It's been almost five years since I posted the Taxonomy of Jewish pluralism. Since then, it has become the foundation for the influential Hilchot Pluralism series (of which I can't take credit for any of the content, only for writing the ideas up and disseminating them around the world). From the beginning, the taxonomy was identified as a "work in progress", so I'd like to make a revision, inspired by rethinking some of this material in preparation for teaching a workshop on Hilchot Pluralism at this past weekend's Independent Minyan Conference.
The stages of pluralism were originally modeled on Piaget's stages of cognitive development and Kohlberg's stages of moral development. (Thanks, NYC Teaching Fellows, for the free M.A. in education!) That is, the premise was that a community's discourse would advance from one stage to the next to the next (or at least that a community is primarily in a single stage at any given time, and this stage characterizes all of its pluralistic discourse).
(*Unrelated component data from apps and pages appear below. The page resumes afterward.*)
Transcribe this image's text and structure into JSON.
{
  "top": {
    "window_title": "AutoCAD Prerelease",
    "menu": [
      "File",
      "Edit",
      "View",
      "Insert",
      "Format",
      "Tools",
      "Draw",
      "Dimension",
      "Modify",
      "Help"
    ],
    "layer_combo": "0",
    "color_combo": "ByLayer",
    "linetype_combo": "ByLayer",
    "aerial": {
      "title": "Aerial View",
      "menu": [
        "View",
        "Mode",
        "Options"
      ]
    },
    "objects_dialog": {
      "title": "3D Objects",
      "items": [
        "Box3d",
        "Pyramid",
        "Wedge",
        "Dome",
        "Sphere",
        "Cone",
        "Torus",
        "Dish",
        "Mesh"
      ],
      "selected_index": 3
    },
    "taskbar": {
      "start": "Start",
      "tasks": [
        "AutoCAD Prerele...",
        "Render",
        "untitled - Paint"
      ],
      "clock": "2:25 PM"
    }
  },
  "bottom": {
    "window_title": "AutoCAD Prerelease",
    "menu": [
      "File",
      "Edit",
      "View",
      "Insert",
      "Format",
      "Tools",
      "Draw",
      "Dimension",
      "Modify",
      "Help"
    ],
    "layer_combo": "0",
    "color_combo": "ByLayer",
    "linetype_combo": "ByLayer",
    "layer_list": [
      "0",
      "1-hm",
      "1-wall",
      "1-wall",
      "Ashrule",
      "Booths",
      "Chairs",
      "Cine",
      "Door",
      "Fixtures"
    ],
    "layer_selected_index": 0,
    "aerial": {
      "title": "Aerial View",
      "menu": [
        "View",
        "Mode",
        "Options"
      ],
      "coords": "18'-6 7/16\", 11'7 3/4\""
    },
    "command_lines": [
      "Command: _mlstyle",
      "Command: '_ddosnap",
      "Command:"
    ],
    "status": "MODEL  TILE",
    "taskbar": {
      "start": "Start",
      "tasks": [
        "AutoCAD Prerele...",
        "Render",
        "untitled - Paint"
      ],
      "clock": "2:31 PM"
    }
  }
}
Now I'm thinking the stages are actually more like Erikson's stages of psychosocial development (which have previously been mentioned in Hilchot Pluralism, but then I was referencing Erikson's actual content; now I'm just drawing an analogy). That is, even when a community moves on to a new stage, the previous stages remain present.
Even if a community functions primarily in Stage 3, the Hilchot Pluralism series has shown repeatedly that there are many cases in which a Stage 3 solution is not possible. A solution in which no one has to compromise is nice work if you can get it, but in the event that this is not possible, yet the community wants to both stay together and maintain some sort of pluralistic approach on the given issue, it must seek some sort of compromise. This often means functioning in Stage 2 despite its flaws. And there are even cases when Stage 1 is unproblematic even for a community that ordinarily operates in Stage 3. For example, the two-table system may represent a Stage-3 approach to pluralistic potlucks, but if a community is having a catered meal (so that the different approaches to kashrut in participants' kitchens are not relevant), the Stage-1 "common denominator" logic (leading to using a caterer under kashrut supervision) may work just fine. And if Stage 0 is non-pluralism, every community has things that it is non-pluralistic about.
So is it time for a Hilchot Pluralism Part VIII yet? If so, what belongs in it? One question that people asked repeatedly over the weekend is how to deal with "Who is a Jew?" issues, but I'm not aware of any satisfactory pluralistic approach to the question (beyond Stage 1, which is quite unsatisfactory in this case). All the Jewish denominations have official stances on "Who is a Jew", and independent minyanim have the luxury of not taking a stance until it arises as a practical question. This means that if anyone asks the question in theory, an independent community can honestly answer that it doesn't have any official position. But that is no help if and when the question arises in practice.